I like big cities for their cosmopolitan aspects, on the other hand, I find big American cities overwhelming because of their skyscrapers. In New York there are vast areas where the sun does not reach the street because the buildings are so tall. In city centers, there’s not much of interest for the average person: the sidewalks are lined with banks, law firms, insurance agencies, etc.
I love Paris because it’s a big city, a metropolis, one of the centers of the world. Most artists and musicians on tour will make a stop in Paris (which is not necessarily the case in Boston where I’m from), and you can see the entire world just staying in Paris. But unlike New York, one does not get the sense that Paris is such a huge city: everything is on a human scale, taking long walks and going from neighborhood to neighborhood, the ambiance changes a bit, but you’re still in the same city. Even financial districts have things of interest to ordinary people at street level, cafes, restaurants, florists, shops, etc.

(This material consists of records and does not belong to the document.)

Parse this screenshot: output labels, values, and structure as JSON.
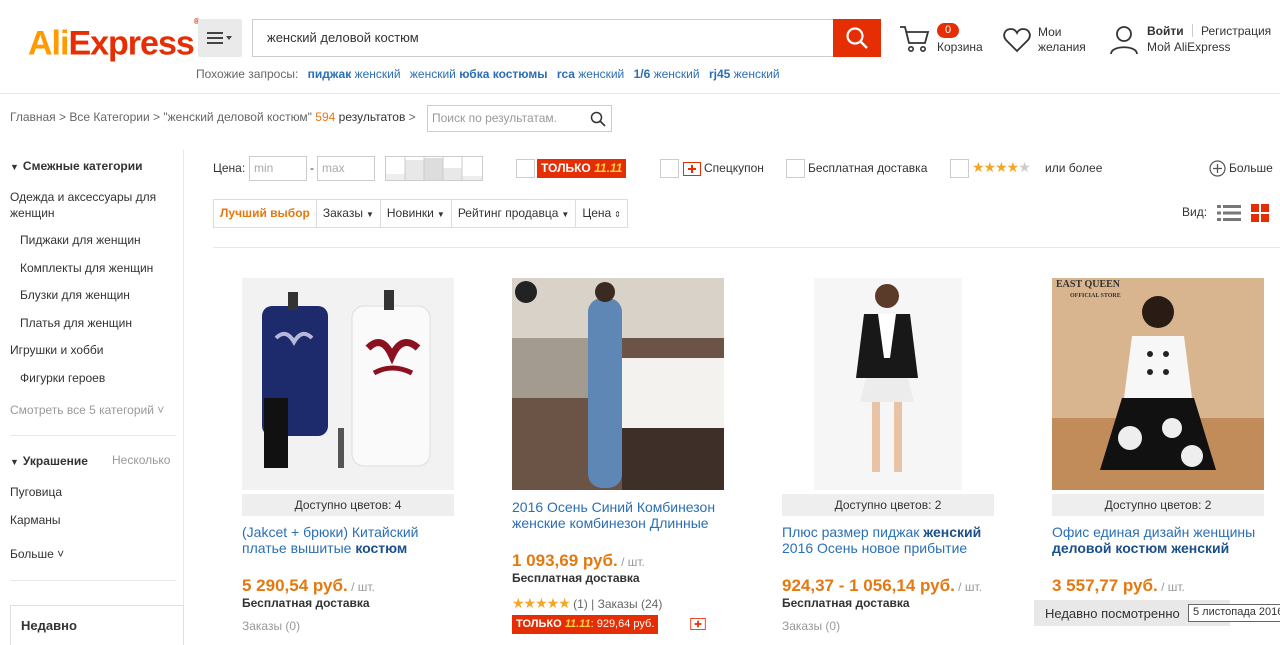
{
  "header": {
    "logo_ali": "Ali",
    "logo_express": "Express",
    "logo_tm": "®",
    "search_value": "женский деловой костюм",
    "related_label": "Похожие запросы:",
    "related": [
      {
        "bold": "пиджак",
        "rest": " женский"
      },
      {
        "bold": "",
        "rest": "женский ",
        "bold2": "юбка костюмы"
      },
      {
        "bold": "rca",
        "rest": " женский"
      },
      {
        "bold": "1/6",
        "rest": " женский"
      },
      {
        "bold": "rj45",
        "rest": " женский"
      }
    ],
    "cart_count": "0",
    "cart_label": "Корзина",
    "wish_label": "Мои желания",
    "login": "Войти",
    "register": "Регистрация",
    "my_ali": "Мой AliExpress"
  },
  "breadcrumb": {
    "home": "Главная",
    "all": "Все Категории",
    "query": "\"женский деловой костюм\"",
    "count": "594",
    "results": "результатов",
    "refine_placeholder": "Поиск по результатам."
  },
  "sidebar": {
    "related_header": "Смежные категории",
    "cat_main": "Одежда и аксессуары для женщин",
    "subcats": [
      "Пиджаки для женщин",
      "Комплекты для женщин",
      "Блузки для женщин",
      "Платья для женщин"
    ],
    "toys": "Игрушки и хобби",
    "heroes": "Фигурки героев",
    "see_all": "Смотреть все 5 категорий",
    "decor_header": "Украшение",
    "decor_multi": "Несколько",
    "decor_items": [
      "Пуговица",
      "Карманы"
    ],
    "more": "Больше",
    "recent": "Недавно"
  },
  "filters": {
    "price_label": "Цена:",
    "min_placeholder": "min",
    "max_placeholder": "max",
    "only1111_a": "ТОЛЬКО",
    "only1111_b": "11.11",
    "coupon": "Спецкупон",
    "free_ship": "Бесплатная доставка",
    "rating_more": "или более",
    "more": "Больше"
  },
  "sort": {
    "best": "Лучший выбор",
    "orders": "Заказы",
    "new": "Новинки",
    "seller": "Рейтинг продавца",
    "price": "Цена",
    "view_label": "Вид:"
  },
  "products": [
    {
      "colors": "Доступно цветов: 4",
      "title_plain": "(Jakcet + брюки) Китайский платье вышитые ",
      "title_bold": "костюм",
      "price": "5 290,54 руб.",
      "unit": " / шт.",
      "ship": "Бесплатная доставка",
      "orders": "Заказы (0)"
    },
    {
      "title_plain": "2016 Осень Синий Комбинезон женские комбинезон Длинные",
      "price": "1 093,69 руб.",
      "unit": " / шт.",
      "ship": "Бесплатная доставка",
      "rating": "(1)",
      "orders": "Заказы (24)",
      "promo_a": "ТОЛЬКО",
      "promo_b": "11.11",
      "promo_price": ": 929,64 руб."
    },
    {
      "colors": "Доступно цветов: 2",
      "title_plain": "Плюс размер пиджак ",
      "title_bold": "женский",
      "title_plain2": " 2016 Осень новое прибытие",
      "price": "924,37 - 1 056,14 руб.",
      "unit": " / шт.",
      "ship": "Бесплатная доставка",
      "orders": "Заказы (0)"
    },
    {
      "colors": "Доступно цветов: 2",
      "title_plain": "Офис единая дизайн женщины ",
      "title_bold": "деловой костюм женский",
      "price": "3 557,77 руб.",
      "unit": " / шт.",
      "brand": "EAST QUEEN",
      "brand_sub": "OFFICIAL STORE"
    }
  ],
  "bottom": {
    "recent_bar": "Недавно посмотренно",
    "tooltip": "5 листопада 2016"
  },
  "colors": {
    "accent": "#e62e04",
    "orange": "#e47911",
    "link": "#2a6fb6"
  }
}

Another picture of me with my F4, Nikon’s top-of-the-line professional camera released in 1988.
In the last sixty years, American cities have been built for automobiles. In most cities and agglomerations in the United States you have to drive five minutes to buy a stick of chewing gum or a newspaper. It’s easy to get around in Paris on foot, by bicycle and on the métro, and I feel more comfortable in the urban texture of Paris, with people all around, businesses and resources everywhere.
I was never able to make my living from photography in Boston, life is expensive, photo equipment even more so, and I worked a succession of day jobs. I’m not very good at “active” marketing, i.e. prospection, I find it hard to guess what may interest people and I am always afraid of bothering them. On the other hand, it appears that I’m good at “passive” marketing, which is what I do with my website, which I started in 2000.

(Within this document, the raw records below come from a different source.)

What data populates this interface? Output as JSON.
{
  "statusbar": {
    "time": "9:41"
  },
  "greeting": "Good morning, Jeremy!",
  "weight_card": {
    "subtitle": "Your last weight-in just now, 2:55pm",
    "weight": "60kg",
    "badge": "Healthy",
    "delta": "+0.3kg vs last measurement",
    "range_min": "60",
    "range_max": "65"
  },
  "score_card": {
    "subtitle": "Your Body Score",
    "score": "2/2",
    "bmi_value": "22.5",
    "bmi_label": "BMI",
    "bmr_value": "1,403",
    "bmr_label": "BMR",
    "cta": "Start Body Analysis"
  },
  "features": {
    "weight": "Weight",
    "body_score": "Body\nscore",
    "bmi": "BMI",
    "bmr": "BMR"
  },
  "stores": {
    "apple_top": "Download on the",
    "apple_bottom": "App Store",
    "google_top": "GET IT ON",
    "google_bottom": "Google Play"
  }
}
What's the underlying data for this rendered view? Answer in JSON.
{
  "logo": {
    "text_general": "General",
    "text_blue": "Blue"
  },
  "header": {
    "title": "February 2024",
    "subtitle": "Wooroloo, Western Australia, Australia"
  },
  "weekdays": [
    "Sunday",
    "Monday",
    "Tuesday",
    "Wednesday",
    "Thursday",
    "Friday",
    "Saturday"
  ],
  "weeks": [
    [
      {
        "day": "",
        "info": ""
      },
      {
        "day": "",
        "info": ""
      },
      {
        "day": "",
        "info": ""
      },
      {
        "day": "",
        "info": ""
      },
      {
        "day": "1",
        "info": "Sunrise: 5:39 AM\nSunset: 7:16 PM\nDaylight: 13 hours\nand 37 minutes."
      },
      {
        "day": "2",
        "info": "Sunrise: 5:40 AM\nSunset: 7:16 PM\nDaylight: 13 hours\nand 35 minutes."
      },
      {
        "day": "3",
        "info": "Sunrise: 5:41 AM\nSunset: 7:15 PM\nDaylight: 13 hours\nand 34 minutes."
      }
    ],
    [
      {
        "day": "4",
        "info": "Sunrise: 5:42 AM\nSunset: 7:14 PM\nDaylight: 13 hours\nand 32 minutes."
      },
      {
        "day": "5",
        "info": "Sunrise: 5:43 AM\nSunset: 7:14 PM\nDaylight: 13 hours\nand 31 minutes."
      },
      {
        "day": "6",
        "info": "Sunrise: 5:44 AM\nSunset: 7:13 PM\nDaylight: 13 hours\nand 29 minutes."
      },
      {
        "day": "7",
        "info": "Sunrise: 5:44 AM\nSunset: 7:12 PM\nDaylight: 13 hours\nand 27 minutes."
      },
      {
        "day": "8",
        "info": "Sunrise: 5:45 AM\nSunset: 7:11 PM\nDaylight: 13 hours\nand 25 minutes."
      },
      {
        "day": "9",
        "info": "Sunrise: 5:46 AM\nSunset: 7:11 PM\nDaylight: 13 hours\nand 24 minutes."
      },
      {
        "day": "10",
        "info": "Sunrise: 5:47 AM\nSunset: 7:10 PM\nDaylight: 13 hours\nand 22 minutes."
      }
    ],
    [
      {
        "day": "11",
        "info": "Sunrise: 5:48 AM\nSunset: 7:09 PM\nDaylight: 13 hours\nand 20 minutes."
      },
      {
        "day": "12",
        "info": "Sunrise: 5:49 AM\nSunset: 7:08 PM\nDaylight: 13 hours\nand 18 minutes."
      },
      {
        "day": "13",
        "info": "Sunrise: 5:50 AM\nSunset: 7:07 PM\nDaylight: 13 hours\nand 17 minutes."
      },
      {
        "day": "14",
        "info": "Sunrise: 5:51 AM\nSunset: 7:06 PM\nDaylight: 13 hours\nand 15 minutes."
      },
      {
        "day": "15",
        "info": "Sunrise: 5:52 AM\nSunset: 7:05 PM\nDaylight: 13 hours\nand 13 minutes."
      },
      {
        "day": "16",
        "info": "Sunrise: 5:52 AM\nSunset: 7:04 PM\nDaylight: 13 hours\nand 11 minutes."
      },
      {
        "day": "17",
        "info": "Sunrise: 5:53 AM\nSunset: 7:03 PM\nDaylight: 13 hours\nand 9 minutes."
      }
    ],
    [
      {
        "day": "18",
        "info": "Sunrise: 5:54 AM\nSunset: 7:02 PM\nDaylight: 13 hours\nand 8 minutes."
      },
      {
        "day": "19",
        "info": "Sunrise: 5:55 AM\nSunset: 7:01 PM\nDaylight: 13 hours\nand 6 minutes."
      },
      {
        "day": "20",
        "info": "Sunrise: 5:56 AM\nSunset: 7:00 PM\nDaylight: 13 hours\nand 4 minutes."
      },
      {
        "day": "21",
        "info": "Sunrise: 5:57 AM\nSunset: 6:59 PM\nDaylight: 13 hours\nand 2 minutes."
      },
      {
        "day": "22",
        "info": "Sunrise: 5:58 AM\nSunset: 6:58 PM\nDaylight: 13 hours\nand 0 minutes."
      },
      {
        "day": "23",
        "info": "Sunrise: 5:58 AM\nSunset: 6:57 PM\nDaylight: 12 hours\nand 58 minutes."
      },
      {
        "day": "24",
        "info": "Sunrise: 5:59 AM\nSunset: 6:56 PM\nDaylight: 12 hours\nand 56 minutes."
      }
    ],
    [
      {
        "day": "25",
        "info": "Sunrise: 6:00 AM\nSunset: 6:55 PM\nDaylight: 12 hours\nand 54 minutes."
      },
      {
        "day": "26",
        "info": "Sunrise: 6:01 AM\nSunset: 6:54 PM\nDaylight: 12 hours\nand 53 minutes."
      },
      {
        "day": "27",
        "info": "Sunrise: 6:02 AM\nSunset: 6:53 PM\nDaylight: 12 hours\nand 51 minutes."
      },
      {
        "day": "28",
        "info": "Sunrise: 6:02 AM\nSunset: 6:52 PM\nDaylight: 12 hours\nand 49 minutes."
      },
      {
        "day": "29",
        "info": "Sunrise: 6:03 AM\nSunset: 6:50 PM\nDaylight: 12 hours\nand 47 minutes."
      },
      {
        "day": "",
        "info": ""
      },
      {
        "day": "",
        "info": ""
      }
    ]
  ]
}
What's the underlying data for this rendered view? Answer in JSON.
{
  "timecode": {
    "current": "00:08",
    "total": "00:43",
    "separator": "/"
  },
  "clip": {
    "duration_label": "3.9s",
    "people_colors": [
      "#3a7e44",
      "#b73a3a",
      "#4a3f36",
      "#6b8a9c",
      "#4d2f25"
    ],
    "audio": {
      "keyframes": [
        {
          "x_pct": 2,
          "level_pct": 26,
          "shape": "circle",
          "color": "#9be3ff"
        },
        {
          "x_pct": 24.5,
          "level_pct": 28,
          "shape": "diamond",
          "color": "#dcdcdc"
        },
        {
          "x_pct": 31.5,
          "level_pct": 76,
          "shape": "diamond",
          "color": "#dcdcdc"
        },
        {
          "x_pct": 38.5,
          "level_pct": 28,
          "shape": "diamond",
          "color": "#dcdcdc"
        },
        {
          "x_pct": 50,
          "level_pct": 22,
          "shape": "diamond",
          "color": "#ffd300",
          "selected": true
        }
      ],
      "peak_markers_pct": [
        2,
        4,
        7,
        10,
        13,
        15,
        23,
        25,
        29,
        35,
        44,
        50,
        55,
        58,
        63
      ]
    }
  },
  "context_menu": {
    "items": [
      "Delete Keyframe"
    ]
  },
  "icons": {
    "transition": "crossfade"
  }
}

My great leap forward was the series of photographs I took in the summer of 2004 for the illustrated edition of the novel “The da Vinci Code”, released in November 2004. A few weeks after taking the pictures, I put them on my web site, people were already looking for images on the themes mentioned in the book, and the pictures brought more visitors to my website.

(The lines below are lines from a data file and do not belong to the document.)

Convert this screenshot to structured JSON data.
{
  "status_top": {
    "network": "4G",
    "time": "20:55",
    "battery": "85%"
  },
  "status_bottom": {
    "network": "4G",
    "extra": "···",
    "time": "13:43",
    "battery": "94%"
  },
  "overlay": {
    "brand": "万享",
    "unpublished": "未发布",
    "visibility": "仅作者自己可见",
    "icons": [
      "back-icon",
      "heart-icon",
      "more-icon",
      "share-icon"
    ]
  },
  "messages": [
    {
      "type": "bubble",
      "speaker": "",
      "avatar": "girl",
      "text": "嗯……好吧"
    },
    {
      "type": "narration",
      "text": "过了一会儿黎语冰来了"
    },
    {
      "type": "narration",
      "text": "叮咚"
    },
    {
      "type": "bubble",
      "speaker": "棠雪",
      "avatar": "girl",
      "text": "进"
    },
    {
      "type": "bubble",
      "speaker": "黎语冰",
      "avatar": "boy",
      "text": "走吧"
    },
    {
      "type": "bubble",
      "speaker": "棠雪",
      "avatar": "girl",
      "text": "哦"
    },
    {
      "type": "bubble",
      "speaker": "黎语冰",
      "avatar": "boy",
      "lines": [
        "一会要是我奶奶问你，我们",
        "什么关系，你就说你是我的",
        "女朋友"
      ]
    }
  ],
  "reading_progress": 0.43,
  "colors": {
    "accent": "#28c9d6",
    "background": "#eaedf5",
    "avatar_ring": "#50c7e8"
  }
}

Watch a TV show about the Da Vinci Code in which I appeared.
The book was a “gift idea” of Christmas 2004, which brought even more traffic to my site. The film based on the novel was released in May 2006, and the interest it generated was impressive, to say the least!
I sold and resold the photos many times over. The photographs for the novel pushed my site up in the search engines. Most of my business now comes through my web site, and I owe this success to the Da Vinci Code. So it can be said that it has been the years living in Paris which allowed me to become a professional photographer.
Your photos of Paris are remarkable! You obviously have talent. However, your anti-American prose stinks. Why not just put a warning on your website that reads: Warning, only liberal democ-rats welcomed!
—Jean-Charles Gifford, an American in Montreal, March 15th 2010
Thanks so much for your kind words about my pictures, and thanks for visiting my web site!
I’m not sure what you mean by “anti-American prose”. My political views were formed at a very young age, when my father served in the Army from 1967 to 1971, spending the last year of his service in South Vietnam. Thus reactionary knee-jerk McCarthyism stole my father at an age when any child needs them the most.
It be might helpful to mention that I’m from Boston, where Obama carried 80% of the vote in the elections of 2008. Most people in Massachusetts would have no problem at all with whatever I have written on my web site, so I am comfortably in the mainstream as concerns all that.
With your opinions about Democrats, you would be the minority in New England (aside from New Hampshire perhaps) and for the most part people in the northeast of the United States would give you a weird look if you said something about liberals being rats…
All the best,
All images are © 2022, David Henry, all rights reserved. Written permission is required for any use.